The Effect of ACA Medicaid Expansions for Adults on Insurance Coverage for Low-Income Children

Wednesday, June 15, 2016: 10:35 AM
G65 (Huntsman Hall)

Author(s): Julie L Hudson; Asako Moriya

Discussant: Sara Markowitz

A key goal of the Affordable Care Act (ACA) is to provide affordable coverage for health insurance for all Americans.  Among the programs implemented to achieve this outcome, the ACA provides an option for states to expand Medicaid coverage to low-income adults in families with incomes below 138% of the federal poverty level (FPL).  Alternatively, for children in these families, the early years of the ACA presented very few changes in eligibility.  The ACA requires states to maintain Medicaid income eligibility thresholds at pre-ACA levels through 2019 and includes a requirement to extend Medicaid eligibility to children in the 17 states that had covered children between 100-138% FPL using separate state CHIP in the pre-ACA period.  Despite the limited changes seen in Medicaid policies for children, there remains a potential for the ACA to have an impact on the probability a Medicaid-eligible child enrolls in public coverage.  Previous research on Medicaid-expansions to low-income parents showed that Medicaid-eligible children were more likely to enroll in public coverage when a parent was also eligible for Medicaid.  The literature also shows that Medicaid-eligible children were more likely to enroll in public coverage with the implementation of the CHIP – where it is believed that the outreach associated with CHIP was successful at increasing take-up among both CHIP-eligible and Medicaid-eligible children.  Known as “welcome mat” effects, these policies targeted to parents or other low-income families had spillover effects onto Medicaid-eligible children who otherwise had seen no change in their own eligibility status.      

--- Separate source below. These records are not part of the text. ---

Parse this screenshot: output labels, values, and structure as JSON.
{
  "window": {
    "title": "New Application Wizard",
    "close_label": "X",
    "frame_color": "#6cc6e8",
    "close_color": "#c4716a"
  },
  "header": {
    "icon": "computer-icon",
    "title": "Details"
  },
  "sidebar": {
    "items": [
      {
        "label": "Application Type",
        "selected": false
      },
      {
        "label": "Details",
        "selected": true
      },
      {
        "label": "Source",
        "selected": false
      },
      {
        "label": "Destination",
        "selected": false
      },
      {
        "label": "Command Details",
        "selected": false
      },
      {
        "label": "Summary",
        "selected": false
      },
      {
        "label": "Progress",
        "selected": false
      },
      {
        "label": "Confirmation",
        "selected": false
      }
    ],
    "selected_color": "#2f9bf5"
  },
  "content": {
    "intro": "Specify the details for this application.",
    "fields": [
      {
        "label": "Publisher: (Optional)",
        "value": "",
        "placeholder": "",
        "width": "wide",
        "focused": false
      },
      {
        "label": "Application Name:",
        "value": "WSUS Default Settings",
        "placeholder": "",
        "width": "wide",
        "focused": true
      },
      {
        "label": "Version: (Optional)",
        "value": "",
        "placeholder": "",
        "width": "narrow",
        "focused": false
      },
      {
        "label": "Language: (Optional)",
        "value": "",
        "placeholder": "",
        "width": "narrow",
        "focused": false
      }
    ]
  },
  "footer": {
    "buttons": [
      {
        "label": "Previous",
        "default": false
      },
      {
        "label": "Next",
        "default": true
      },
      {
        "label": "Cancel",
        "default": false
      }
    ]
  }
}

This paper investigates the potential for “welcome mat” effects under the ACA.  In particular, we observe publicly eligible children and measure the impact of Medicaid expansions for adults on the probability that a child enrolls in public coverage.  Using data from 2013 and 2014, we take advantage of the natural experiment created by the Supreme Court decision that allowed states to choose whether or not to expand Medicaid to adults.  We use a difference-in-differences model to compare changes in eligible children’s coverage between 2013 and 2014 in Expansion-states vs. Nonexpansion-states.

We use the data from the American Community Survey (ACS) conducted by the U.S. Census Bureau.  The ACS is currently the largest household survey in the U.S., and draws a sample of three million U.S. addresses per year. In 2014, the ACS public use sample included 708,121 children. The ACS contains rich information on demographic, socioeconomic, geographic, and health characteristics, including income, citizenship, disability, and health insurance coverage. The information enables us to determine the eligibility of Medicaid (and CHIP) and the types of insurance coverage held for both children and their parents.

Preliminary results suggest the presence of welcome mat effects of the ACA.  Sample means for children in families with income below 138% FPL using ACS data show the increase in the probability of public coverage for all children in 2014 compared to 2013, and that this increase was twice as large in states that expanded coverage to adults than in states that did not.